However I trust the archbishops have good reason to offer the apology they have so I am sure what was said was offensive.

From another perspective I imagine some commenters are loathe to comment as Pakeha on things said or done by Maori. However the matter has been drawn to our attention by a united apology from our three archbishops and thus is a matter of concern for all Tikanga of our church.

Anonymous said...

Can you please explain the practice of having a bishop in one diocese being the Vicar General in another.

Where else does this happen?


Anonymous said...

Could the tea-sipping, pinky-pointing, plum-on-the-silver-spoon-in-the-mouth-speaking conservatives please clarify what we liberal latte sippers should be howling ululation about? Someone speaking up for the mistreatment of Palestinians, or the mistreatment of an indigenous bishop? Or perhaps something else we might have missed?


Peter Carrell said...

Hi Jane
I hope I won't confuse you :)

1. The Diocese of Aotearoa (Te Pihopatanga o Aotearoa) is one diocese (and also the Maori Tikanga or Maori house within our General Synod). It consists of five hui amorangi or regions. Each of the hui amorangi has a bishop leading it (with the bishop of one of those hui amorangi being also the Archbishop of Aotearoa). Thus the Archbishop has replaced one of the hui amorangi bishops with another to be his Vicar-General.

2. The confusing bit is that at last General Synod Bishop John Gray successfully moved that his hui amorangi be given permission to call itself by a new name (I cannot recall exact wording) which includes the word 'Diocese'. Some non-attenders at GS, such as myself, are quite confused about why such an august body gave permission for not-a-diocese to be allowed to call itself a diocese!

Anonymous said...

Peter, in response to Jane, I had expected the secular chattering classes ( in the Auberon Waugh sense ) to vent their extreme disappointment at the Bishop. They didn't. I would have expected the reaction to be different. My alliterative lampoon aside, I wondered whether those who take offence for the rest of us were turning a blind eye. Nick.

Jean said...

Hi Nick

It is surprising it hasn't generated more media or secular attention given the statements quoted. It is difficult to ascertain what actually occured as Peter alludes to the context, especially within a meeting labelled 'Hard Talk' and a speaker who introduces himself as a 'stirrer'.
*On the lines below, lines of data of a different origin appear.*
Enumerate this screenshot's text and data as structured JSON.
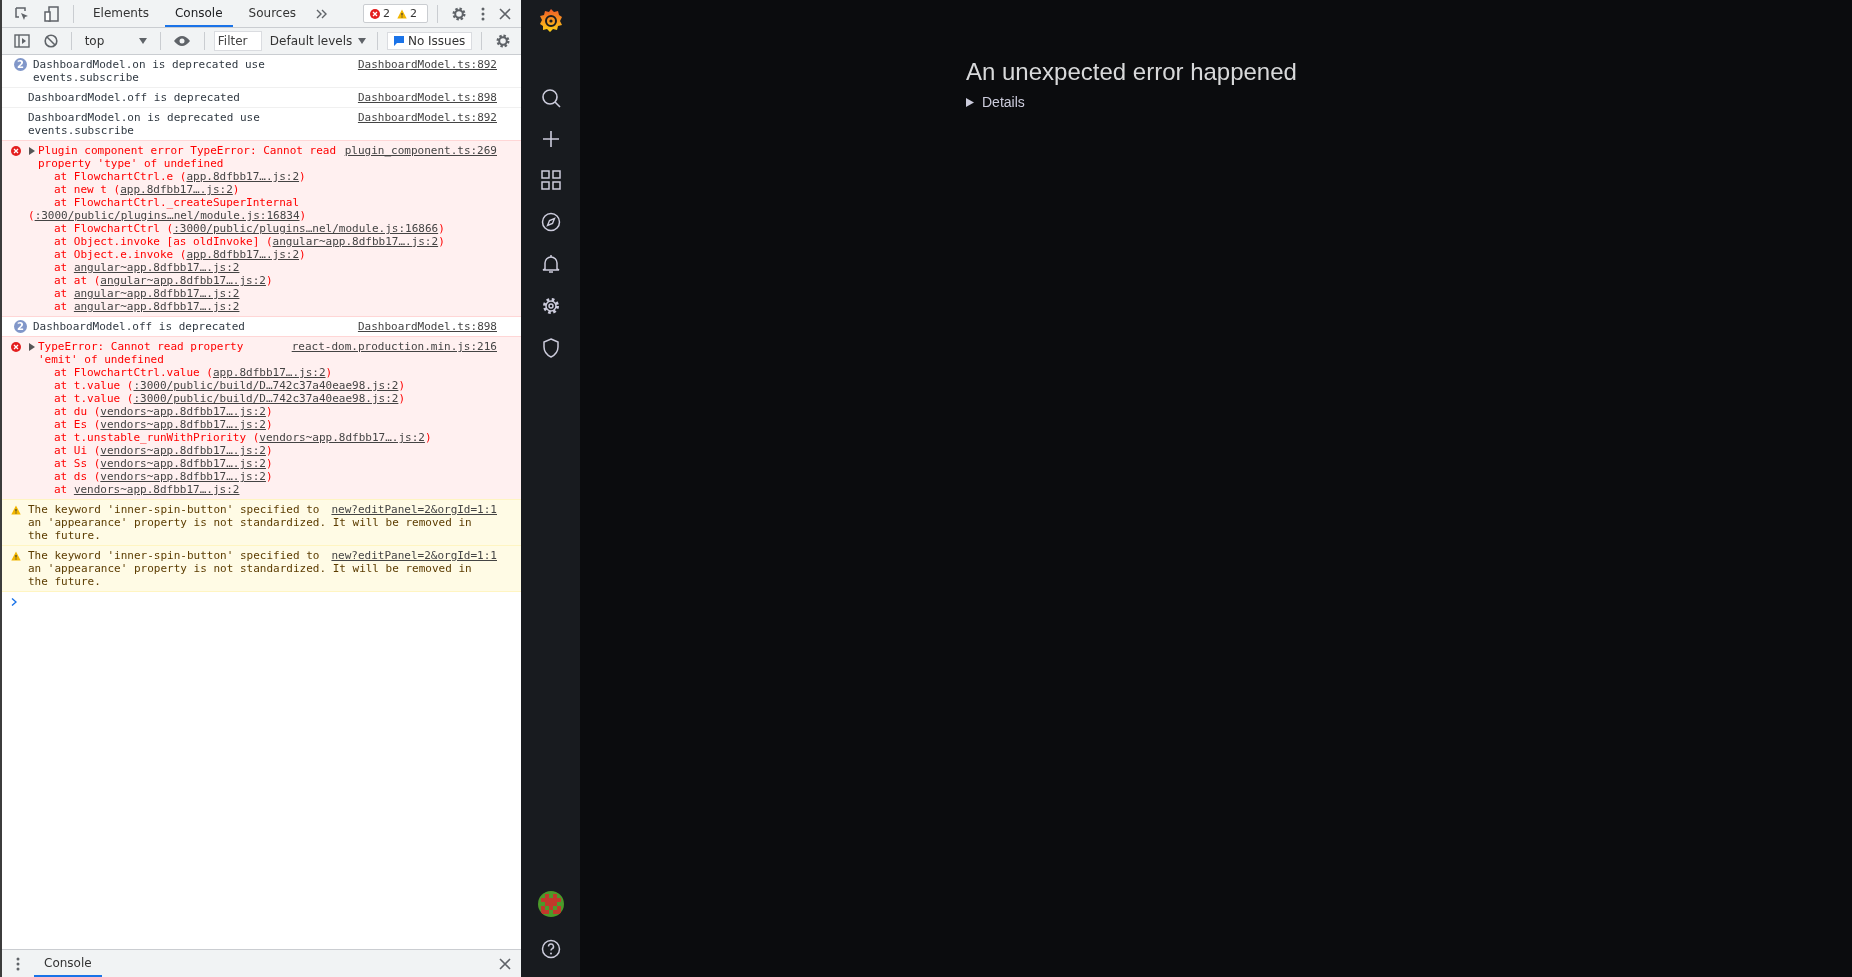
{
  "devtools": {
    "tabs": [
      {
        "label": "Elements",
        "selected": false
      },
      {
        "label": "Console",
        "selected": true
      },
      {
        "label": "Sources",
        "selected": false
      }
    ],
    "error_count": "2",
    "warning_count": "2",
    "context": "top",
    "filter": {
      "placeholder": "Filter"
    },
    "levels": "Default levels",
    "issues": "No Issues",
    "messages": [
      {
        "kind": "info",
        "count": "2",
        "text": "DashboardModel.on is deprecated use events.subscribe",
        "source": "DashboardModel.ts:892"
      },
      {
        "kind": "info",
        "text": "DashboardModel.off is deprecated",
        "source": "DashboardModel.ts:898"
      },
      {
        "kind": "info",
        "text": "DashboardModel.on is deprecated use events.subscribe",
        "source": "DashboardModel.ts:892"
      },
      {
        "kind": "error",
        "expanded": false,
        "text": "Plugin component error TypeError: Cannot read property 'type' of undefined",
        "source": "plugin_component.ts:269",
        "stack": [
          {
            "prefix": "at FlowchartCtrl.e (",
            "link": "app.8dfbb17….js:2",
            "suffix": ")"
          },
          {
            "prefix": "at new t (",
            "link": "app.8dfbb17….js:2",
            "suffix": ")"
          },
          {
            "prefix": "at FlowchartCtrl._createSuperInternal (",
            "link": ":3000/public/plugins…nel/module.js:16834",
            "suffix": ")"
          },
          {
            "prefix": "at FlowchartCtrl (",
            "link": ":3000/public/plugins…nel/module.js:16866",
            "suffix": ")"
          },
          {
            "prefix": "at Object.invoke [as oldInvoke] (",
            "link": "angular~app.8dfbb17….js:2",
            "suffix": ")"
          },
          {
            "prefix": "at Object.e.invoke (",
            "link": "app.8dfbb17….js:2",
            "suffix": ")"
          },
          {
            "prefix": "at ",
            "link": "angular~app.8dfbb17….js:2"
          },
          {
            "prefix": "at at (",
            "link": "angular~app.8dfbb17….js:2",
            "suffix": ")"
          },
          {
            "prefix": "at ",
            "link": "angular~app.8dfbb17….js:2"
          },
          {
            "prefix": "at ",
            "link": "angular~app.8dfbb17….js:2"
          }
        ]
      },
      {
        "kind": "info",
        "count": "2",
        "text": "DashboardModel.off is deprecated",
        "source": "DashboardModel.ts:898"
      },
      {
        "kind": "error",
        "expanded": false,
        "text": "TypeError: Cannot read property 'emit' of undefined",
        "source": "react-dom.production.min.js:216",
        "stack": [
          {
            "prefix": "at FlowchartCtrl.value (",
            "link": "app.8dfbb17….js:2",
            "suffix": ")"
          },
          {
            "prefix": "at t.value (",
            "link": ":3000/public/build/D…742c37a40eae98.js:2",
            "suffix": ")"
          },
          {
            "prefix": "at t.value (",
            "link": ":3000/public/build/D…742c37a40eae98.js:2",
            "suffix": ")"
          },
          {
            "prefix": "at du (",
            "link": "vendors~app.8dfbb17….js:2",
            "suffix": ")"
          },
          {
            "prefix": "at Es (",
            "link": "vendors~app.8dfbb17….js:2",
            "suffix": ")"
          },
          {
            "prefix": "at t.unstable_runWithPriority (",
            "link": "vendors~app.8dfbb17….js:2",
            "suffix": ")"
          },
          {
            "prefix": "at Ui (",
            "link": "vendors~app.8dfbb17….js:2",
            "suffix": ")"
          },
          {
            "prefix": "at Ss (",
            "link": "vendors~app.8dfbb17….js:2",
            "suffix": ")"
          },
          {
            "prefix": "at ds (",
            "link": "vendors~app.8dfbb17….js:2",
            "suffix": ")"
          },
          {
            "prefix": "at ",
            "link": "vendors~app.8dfbb17….js:2"
          }
        ]
      },
      {
        "kind": "warning",
        "text": "The keyword 'inner-spin-button' specified to an 'appearance' property is not standardized. It will be removed in the future.",
        "source": "new?editPanel=2&orgId=1:1"
      },
      {
        "kind": "warning",
        "text": "The keyword 'inner-spin-button' specified to an 'appearance' property is not standardized. It will be removed in the future.",
        "source": "new?editPanel=2&orgId=1:1"
      }
    ],
    "drawer_tabs": [
      {
        "label": "Console",
        "selected": true
      }
    ]
  },
  "grafana": {
    "error": {
      "title": "An unexpected error happened",
      "details": "Details",
      "expanded": false
    }
  }
}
Using my imagination is could be the Bishop, used the phrase 'have not learnt their lesson from the holocaust' not referring to as one might first assume to the Jews not suffering enough in the holocaust to see what happens when they are full of themselves, but in the sense of having been yourselves so persecuted have you not learnt from this in regards to persecution of others. A little like when God admonishes his children in the bible to care for foreigners by remembering they to used to be one. But this is only supposition and so ...

It is good those who know the facts and are in positions of authority have taken steps to address what happened.


P.S. My imagination is this ony and I am not accusing the Jewish people of persecuting, only acknowledging in the current climate this is one viewpoint. The book Son of Hammas gives a very good insiders perspective on the Jewish/Palestinian conflict.

Anonymous said...

Since Nick seems unable to understand my point (he's certainly not responding to it), perhaps he might try and explain his own: where does he think his derogatory comment (Peter seems generous to some in moderation) is alliterative?


Anonymous said...

Hi Peter, I will not comment further on this thread since I only had one point to make. I agree with your comments and Jean's. The alliteration appears in my ululation sentence. Nick.

Anonymous said...

I assumed as Jean did, Nick, that Bishop Gray was drawing on the horror of Jewish experience to seek greater compassion and justice for Palestinians. So, I reinforce my point - the wonder is not the lack of the chattering classes criticizing Bishop Gray. It is for the regathering-Jews-to-Israel, Christian-Zionist, Jesus-is-coming-back-soon, normally-so-vocal tea sippers to explain their turning a blind eye.